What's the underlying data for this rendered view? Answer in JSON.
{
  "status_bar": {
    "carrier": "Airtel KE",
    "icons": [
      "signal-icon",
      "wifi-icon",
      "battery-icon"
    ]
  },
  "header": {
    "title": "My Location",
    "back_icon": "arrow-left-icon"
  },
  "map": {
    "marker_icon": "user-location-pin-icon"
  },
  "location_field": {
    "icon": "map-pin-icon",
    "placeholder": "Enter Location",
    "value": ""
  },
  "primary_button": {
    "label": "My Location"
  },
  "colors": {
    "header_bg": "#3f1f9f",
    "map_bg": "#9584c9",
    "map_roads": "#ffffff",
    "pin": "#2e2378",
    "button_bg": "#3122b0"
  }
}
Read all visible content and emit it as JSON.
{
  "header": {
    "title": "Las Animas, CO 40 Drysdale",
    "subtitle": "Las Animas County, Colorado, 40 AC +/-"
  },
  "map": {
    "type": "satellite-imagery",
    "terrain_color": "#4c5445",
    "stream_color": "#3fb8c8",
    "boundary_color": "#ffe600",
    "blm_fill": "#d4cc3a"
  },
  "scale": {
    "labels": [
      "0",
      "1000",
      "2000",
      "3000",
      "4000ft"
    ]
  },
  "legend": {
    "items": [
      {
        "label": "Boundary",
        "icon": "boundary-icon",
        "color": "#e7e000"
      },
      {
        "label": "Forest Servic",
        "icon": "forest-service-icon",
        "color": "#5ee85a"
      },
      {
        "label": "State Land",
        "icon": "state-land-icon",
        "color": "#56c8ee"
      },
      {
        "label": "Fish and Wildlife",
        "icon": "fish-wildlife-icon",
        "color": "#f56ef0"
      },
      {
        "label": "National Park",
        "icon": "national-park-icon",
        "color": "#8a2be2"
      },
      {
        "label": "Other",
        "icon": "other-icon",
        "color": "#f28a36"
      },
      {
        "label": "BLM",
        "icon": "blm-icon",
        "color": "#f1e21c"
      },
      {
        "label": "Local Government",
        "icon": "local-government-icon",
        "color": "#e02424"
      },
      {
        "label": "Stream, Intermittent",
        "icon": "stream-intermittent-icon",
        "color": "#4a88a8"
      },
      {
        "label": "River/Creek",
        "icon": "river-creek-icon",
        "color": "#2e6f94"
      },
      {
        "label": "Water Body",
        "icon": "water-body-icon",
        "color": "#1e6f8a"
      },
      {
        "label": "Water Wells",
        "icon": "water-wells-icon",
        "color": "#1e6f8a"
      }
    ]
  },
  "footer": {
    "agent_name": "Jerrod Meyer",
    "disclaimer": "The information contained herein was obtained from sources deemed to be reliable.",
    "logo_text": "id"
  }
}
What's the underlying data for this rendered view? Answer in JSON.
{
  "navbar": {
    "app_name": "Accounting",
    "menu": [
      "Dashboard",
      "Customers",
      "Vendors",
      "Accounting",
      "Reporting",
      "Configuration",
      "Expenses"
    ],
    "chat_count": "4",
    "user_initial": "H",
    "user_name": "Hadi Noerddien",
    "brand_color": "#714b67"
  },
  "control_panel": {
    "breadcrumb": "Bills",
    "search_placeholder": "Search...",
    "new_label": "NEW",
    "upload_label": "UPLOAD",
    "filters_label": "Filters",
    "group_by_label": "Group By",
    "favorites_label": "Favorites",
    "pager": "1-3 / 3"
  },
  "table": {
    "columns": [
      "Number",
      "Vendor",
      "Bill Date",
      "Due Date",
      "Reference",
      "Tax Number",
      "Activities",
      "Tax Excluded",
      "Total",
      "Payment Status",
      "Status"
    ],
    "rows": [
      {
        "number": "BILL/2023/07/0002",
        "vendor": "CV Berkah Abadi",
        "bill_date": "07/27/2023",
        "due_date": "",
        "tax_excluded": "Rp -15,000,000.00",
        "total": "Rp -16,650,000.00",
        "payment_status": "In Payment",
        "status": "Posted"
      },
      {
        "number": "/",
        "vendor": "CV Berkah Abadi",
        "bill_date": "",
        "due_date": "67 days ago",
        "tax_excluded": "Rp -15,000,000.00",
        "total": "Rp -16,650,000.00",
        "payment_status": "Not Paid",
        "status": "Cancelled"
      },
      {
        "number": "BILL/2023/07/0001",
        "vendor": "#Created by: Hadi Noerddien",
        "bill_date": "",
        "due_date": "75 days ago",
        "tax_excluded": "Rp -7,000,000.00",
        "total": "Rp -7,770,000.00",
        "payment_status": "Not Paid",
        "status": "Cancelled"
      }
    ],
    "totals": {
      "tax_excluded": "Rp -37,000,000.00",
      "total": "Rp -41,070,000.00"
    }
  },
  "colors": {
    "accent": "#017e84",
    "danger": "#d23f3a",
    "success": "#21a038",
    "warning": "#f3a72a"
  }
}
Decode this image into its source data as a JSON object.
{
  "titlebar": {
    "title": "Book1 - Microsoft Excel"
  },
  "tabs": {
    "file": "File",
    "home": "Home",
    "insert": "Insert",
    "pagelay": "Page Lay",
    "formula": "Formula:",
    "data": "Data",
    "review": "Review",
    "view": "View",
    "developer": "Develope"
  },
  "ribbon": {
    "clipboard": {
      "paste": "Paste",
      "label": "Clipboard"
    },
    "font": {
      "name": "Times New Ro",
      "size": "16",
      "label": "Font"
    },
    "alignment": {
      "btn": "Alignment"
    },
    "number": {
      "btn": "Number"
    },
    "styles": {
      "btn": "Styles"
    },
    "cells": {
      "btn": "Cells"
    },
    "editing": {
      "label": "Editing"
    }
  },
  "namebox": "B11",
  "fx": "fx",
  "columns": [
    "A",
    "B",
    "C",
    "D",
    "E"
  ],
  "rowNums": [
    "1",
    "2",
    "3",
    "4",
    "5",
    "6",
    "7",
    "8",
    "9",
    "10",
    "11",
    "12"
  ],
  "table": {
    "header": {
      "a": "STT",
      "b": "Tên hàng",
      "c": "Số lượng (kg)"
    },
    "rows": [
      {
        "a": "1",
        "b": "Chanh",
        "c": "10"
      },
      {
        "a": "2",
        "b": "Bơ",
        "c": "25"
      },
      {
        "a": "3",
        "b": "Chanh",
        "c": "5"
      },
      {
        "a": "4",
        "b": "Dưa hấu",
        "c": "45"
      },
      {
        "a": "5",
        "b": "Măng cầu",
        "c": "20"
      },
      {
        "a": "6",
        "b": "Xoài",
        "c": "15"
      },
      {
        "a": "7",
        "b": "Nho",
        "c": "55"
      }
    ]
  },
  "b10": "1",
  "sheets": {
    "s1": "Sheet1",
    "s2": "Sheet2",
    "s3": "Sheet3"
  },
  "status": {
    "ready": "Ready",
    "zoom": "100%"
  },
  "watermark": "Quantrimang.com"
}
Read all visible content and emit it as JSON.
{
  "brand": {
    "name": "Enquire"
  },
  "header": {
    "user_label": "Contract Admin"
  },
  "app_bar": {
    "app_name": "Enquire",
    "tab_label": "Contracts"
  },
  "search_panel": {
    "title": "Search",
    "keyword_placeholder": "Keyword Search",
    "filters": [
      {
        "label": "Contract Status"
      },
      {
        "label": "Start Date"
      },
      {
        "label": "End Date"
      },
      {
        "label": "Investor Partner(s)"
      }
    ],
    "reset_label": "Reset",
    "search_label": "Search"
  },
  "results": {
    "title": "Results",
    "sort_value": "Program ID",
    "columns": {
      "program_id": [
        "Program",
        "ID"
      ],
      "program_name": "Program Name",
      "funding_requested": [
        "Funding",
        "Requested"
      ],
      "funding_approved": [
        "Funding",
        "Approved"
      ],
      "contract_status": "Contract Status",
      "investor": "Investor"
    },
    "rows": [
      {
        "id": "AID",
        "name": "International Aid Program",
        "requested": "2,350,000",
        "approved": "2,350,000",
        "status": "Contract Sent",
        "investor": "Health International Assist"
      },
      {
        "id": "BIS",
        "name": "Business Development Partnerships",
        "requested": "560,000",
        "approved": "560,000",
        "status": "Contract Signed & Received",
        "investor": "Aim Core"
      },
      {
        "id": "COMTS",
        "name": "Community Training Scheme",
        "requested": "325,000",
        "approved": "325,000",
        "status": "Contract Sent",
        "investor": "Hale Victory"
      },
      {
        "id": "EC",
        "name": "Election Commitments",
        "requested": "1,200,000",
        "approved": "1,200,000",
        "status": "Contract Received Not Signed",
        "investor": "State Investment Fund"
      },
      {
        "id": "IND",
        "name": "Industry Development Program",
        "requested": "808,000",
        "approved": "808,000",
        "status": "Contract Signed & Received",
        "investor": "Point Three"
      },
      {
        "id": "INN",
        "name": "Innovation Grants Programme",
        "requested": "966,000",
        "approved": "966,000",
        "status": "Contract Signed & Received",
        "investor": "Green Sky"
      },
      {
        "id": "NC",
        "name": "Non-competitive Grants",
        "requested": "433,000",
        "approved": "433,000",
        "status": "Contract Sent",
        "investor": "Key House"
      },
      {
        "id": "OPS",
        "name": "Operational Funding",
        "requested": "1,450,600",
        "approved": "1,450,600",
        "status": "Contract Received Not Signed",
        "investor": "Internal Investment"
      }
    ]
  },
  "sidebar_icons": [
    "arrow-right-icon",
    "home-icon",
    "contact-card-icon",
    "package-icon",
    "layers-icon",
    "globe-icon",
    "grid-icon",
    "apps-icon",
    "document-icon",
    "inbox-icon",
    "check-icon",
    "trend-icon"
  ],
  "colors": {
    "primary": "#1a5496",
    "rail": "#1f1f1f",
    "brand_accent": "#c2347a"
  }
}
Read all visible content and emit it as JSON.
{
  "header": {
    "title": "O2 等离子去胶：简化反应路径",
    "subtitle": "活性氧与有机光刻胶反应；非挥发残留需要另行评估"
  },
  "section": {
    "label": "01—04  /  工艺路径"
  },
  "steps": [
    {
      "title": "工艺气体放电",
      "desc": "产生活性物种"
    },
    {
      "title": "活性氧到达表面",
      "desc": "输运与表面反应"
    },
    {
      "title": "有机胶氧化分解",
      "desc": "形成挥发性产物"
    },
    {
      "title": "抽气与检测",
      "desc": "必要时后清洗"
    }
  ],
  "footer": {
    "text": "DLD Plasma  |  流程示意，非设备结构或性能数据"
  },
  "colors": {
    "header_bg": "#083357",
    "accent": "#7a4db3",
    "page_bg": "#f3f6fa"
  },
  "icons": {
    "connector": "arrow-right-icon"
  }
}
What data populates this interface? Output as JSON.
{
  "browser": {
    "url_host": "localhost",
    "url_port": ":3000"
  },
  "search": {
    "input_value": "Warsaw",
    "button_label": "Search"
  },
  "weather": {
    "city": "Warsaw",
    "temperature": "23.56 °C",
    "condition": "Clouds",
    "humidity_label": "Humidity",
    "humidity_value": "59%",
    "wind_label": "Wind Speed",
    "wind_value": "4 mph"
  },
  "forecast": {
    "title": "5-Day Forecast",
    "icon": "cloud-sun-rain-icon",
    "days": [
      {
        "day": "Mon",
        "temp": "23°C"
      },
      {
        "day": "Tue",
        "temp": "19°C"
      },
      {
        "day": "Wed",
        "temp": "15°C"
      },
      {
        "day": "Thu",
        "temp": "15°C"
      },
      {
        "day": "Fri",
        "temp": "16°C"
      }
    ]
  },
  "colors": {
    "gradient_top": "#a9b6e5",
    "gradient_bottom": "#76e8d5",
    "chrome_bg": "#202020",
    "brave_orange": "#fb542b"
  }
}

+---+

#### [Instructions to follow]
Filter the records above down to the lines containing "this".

#### [Task solution]
What's the underlying data for this rendered view? Answer in JSON.
What's the underlying data for this rendered view? Answer in JSON.
Decode this image into its source data as a JSON object.
What data populates this interface? Output as JSON.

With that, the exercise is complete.